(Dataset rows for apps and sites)
····················

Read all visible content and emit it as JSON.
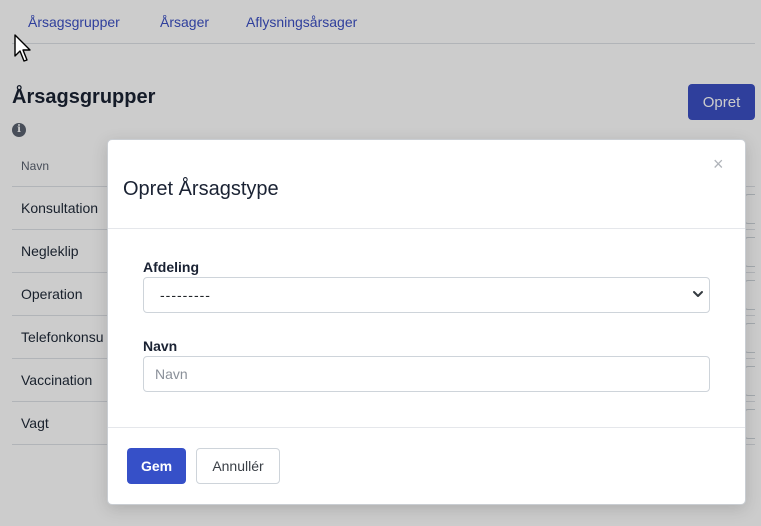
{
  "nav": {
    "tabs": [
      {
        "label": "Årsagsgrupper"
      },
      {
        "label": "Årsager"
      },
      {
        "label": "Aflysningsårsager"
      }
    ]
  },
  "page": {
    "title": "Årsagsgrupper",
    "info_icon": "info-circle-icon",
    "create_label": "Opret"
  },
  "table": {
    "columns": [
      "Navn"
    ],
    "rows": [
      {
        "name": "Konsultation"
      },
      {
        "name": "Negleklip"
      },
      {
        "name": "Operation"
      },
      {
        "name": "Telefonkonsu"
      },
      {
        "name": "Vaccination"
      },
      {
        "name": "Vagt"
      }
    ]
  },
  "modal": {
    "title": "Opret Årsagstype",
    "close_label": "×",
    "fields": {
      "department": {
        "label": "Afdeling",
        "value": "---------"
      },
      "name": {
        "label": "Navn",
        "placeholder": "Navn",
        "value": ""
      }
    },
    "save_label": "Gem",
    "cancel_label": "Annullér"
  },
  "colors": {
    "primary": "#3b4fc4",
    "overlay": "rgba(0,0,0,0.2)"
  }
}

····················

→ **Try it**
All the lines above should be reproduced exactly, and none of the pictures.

→ **Answer box**
Read all visible content and emit it as JSON.
{
  "nav": {
    "tabs": [
      {
        "label": "Årsagsgrupper"
      },
      {
        "label": "Årsager"
      },
      {
        "label": "Aflysningsårsager"
      }
    ]
  },
  "page": {
    "title": "Årsagsgrupper",
    "info_icon": "info-circle-icon",
    "create_label": "Opret"
  },
  "table": {
    "columns": [
      "Navn"
    ],
    "rows": [
      {
        "name": "Konsultation"
      },
      {
        "name": "Negleklip"
      },
      {
        "name": "Operation"
      },
      {
        "name": "Telefonkonsu"
      },
      {
        "name": "Vaccination"
      },
      {
        "name": "Vagt"
      }
    ]
  },
  "modal": {
    "title": "Opret Årsagstype",
    "close_label": "×",
    "fields": {
      "department": {
        "label": "Afdeling",
        "value": "---------"
      },
      "name": {
        "label": "Navn",
        "placeholder": "Navn",
        "value": ""
      }
    },
    "save_label": "Gem",
    "cancel_label": "Annullér"
  },
  "colors": {
    "primary": "#3b4fc4",
    "overlay": "rgba(0,0,0,0.2)"
  }
}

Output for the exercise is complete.